Learn how to make your digital documents tamper-proof.
Commercial real estate brokers share
information daily with their clients, fellow agents, lenders,
attorneys, and other industry professionals. Due to the need for rapid
communication and information access, e-mail and various online
services quickly are replacing traditional communication methods, such
as postal service, overnight delivery, and even the fax machine.
Instantaneous delivery methods are more economical and easier to
access. Unfortunately, in many cases, digital documents offer little or
no security or methods for privacy.
The need for document integrity, confidentiality, and
security is inherent in broker/client relationships. The basic
principles of information security include protecting documents against
unauthorized access, assuring they come from the stated authors,
detecting unintentional or malicious alterations, preventing senders
from refuting documents they have signed, and maintaining document
security throughout the transaction process.
Systems' 6.0 versions of Acrobat Professional, Standard, and Reader
have improved document security solutions for portable document format,
or PDF, files. These security options include document control
settings, password encryption with the ability for user-targeted
encryption, digital signatures, and certified documents, as well as
complimentary security technologies.
How does this all
work? Acrobat maintains PDF security through a framework that Adobe
refers to as “persistence,” which means that the assigned security
controls remain inherent to a specific document, such as a contract,
whether it is available on a Web site or sent via e-mail. Persistence
eliminates the need to explicitly secure a communication line; thus,
anyone who has access rights to that document can read and print it.
way users can encrypt documents is by assigning them a single password.
Only recipients with the password can access the file. Authors can also
add further password security to the document to restrict modification
of permissions initially assigned to the document. These permissions
include setting document printing options, allowing users to copy or
extract words or pictures, or add or change document comments.
more powerful option is to use targeted encryption, which allows
authors to assign unique document access rights to each recipient. This
option relies upon the public key infrastructure, or PKI, to eliminate
the need for disseminating passwords to recipients. Assigning
individual document rights is simple after locating each recipient's
digital certificate, or secure electronic identity. Consult your e-mail
provider for instructions on finding the digital certificates attached
to recipients' addresses.
As an added layer of
security, digital signatures can validate who created the document, and
control any changes to document content by warning the author of any
tampering. Most importantly, digitally signed documents provide added
assurance to recipients that important documents are valid. Recipients
using the free Adobe Reader also can sign a document digitally (if this
permission is enabled by the document's author). A single PDF document

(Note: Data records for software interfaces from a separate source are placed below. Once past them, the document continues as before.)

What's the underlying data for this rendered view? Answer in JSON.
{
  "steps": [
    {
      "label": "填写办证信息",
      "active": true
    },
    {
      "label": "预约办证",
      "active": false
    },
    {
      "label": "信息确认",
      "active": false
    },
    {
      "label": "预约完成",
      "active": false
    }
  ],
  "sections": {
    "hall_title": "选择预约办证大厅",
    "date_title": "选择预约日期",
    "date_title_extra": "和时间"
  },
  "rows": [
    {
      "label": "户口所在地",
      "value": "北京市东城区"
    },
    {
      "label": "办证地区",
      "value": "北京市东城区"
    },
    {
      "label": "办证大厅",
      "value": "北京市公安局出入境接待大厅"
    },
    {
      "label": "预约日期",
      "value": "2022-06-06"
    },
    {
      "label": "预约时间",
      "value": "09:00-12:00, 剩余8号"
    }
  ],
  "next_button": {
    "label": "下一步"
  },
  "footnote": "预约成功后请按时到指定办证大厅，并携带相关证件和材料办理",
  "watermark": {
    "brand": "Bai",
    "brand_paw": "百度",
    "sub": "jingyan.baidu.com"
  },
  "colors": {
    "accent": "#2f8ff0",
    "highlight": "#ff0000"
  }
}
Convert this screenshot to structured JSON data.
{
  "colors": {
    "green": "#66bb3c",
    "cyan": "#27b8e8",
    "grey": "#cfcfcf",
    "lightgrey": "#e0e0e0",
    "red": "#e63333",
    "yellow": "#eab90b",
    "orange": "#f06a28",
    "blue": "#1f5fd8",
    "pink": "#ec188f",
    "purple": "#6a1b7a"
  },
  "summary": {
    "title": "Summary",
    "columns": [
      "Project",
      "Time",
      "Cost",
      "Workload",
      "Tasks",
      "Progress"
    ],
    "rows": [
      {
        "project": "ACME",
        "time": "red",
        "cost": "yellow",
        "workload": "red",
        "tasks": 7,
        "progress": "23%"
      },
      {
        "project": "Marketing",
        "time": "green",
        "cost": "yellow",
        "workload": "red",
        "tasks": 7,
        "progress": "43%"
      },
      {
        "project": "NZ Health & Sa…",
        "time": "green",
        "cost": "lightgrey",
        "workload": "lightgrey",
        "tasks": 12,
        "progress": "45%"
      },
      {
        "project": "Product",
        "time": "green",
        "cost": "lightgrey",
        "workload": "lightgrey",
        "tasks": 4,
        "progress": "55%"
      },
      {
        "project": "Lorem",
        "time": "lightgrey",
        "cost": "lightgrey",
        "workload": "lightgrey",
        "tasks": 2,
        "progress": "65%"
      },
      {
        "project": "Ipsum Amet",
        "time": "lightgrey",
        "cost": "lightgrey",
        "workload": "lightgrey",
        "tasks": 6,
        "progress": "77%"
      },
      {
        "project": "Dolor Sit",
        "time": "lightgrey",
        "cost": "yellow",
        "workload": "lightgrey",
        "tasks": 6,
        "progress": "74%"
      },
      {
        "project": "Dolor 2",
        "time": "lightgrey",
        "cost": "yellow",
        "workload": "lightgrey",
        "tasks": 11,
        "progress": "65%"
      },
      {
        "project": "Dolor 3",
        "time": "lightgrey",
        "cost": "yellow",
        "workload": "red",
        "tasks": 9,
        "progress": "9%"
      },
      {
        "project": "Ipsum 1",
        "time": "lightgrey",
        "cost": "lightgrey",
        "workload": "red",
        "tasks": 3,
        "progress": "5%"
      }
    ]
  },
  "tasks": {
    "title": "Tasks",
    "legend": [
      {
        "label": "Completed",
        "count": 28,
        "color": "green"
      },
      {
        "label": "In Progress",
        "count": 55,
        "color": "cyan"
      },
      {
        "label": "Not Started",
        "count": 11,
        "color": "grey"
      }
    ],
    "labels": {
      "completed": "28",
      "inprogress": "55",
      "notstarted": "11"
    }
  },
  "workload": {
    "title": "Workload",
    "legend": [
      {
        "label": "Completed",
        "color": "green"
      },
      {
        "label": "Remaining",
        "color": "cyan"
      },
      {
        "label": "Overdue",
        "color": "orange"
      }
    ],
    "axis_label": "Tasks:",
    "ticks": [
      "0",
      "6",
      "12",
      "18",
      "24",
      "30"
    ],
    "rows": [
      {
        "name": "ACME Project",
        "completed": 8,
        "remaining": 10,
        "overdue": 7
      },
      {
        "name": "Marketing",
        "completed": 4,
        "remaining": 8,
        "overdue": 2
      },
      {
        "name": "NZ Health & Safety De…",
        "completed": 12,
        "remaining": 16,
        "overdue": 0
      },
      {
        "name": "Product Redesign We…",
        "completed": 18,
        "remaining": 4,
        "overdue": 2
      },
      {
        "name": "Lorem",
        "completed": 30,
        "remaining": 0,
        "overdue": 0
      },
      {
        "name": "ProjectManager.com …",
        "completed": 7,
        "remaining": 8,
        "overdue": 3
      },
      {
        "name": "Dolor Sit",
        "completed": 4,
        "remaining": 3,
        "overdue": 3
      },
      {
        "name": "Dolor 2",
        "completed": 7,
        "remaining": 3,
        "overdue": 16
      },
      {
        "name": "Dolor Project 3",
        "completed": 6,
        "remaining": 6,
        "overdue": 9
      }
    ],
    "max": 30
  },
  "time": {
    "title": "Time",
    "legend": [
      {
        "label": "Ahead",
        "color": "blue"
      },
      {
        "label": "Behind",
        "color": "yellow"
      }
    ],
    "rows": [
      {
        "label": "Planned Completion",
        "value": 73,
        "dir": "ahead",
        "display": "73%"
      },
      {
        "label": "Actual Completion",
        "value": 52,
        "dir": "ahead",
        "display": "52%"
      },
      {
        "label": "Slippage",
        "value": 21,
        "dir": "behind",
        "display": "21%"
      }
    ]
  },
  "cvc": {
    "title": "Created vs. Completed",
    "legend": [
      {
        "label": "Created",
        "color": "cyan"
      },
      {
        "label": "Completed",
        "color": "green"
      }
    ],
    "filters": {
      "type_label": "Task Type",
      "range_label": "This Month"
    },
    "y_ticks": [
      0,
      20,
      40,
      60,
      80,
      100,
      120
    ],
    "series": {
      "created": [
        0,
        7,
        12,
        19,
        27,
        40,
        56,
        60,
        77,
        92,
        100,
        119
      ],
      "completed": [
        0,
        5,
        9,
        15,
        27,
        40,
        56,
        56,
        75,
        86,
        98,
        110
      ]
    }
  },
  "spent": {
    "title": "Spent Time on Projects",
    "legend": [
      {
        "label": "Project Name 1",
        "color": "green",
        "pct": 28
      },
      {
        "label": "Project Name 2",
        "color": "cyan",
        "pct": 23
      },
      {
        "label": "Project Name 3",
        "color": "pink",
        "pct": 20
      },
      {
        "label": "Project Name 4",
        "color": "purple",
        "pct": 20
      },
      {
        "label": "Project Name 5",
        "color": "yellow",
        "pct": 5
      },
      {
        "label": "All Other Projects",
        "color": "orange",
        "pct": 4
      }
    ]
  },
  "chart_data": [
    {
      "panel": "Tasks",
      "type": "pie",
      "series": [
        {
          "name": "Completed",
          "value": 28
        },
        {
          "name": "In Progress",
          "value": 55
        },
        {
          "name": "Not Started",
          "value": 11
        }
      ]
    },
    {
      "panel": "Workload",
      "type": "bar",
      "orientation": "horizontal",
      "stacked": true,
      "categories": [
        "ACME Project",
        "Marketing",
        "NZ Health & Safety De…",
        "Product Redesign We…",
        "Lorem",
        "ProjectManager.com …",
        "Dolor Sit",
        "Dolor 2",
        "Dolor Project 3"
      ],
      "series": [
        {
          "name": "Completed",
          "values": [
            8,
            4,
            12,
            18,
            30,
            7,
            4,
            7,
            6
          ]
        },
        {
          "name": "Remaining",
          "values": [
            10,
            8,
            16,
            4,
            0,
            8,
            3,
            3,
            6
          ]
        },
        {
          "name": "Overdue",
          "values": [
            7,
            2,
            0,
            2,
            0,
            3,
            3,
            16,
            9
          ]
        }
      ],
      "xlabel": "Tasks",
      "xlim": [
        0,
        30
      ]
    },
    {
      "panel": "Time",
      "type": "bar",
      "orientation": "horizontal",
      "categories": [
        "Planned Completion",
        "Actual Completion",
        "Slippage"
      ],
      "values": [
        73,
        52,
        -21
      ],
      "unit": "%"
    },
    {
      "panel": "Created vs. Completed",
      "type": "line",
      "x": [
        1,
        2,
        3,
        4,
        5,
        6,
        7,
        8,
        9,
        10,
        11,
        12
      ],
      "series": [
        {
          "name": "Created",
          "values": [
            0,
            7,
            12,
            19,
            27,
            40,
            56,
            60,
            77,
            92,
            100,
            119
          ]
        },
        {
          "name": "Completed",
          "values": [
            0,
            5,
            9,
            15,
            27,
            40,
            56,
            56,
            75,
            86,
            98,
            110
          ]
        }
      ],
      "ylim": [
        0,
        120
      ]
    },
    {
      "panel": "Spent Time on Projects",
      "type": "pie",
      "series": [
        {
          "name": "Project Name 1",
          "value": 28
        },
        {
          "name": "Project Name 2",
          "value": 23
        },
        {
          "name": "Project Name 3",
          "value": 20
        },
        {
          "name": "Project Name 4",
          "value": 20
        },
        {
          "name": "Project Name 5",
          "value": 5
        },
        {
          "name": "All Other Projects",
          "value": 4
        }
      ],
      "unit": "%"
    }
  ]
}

can contain multiple digital signatures, which can validate that all
required parties have reviewed an agreement.
Visit Adobe's Web site at www.adobe.com/products/acrobat/main.html for more information on Acrobat's security features.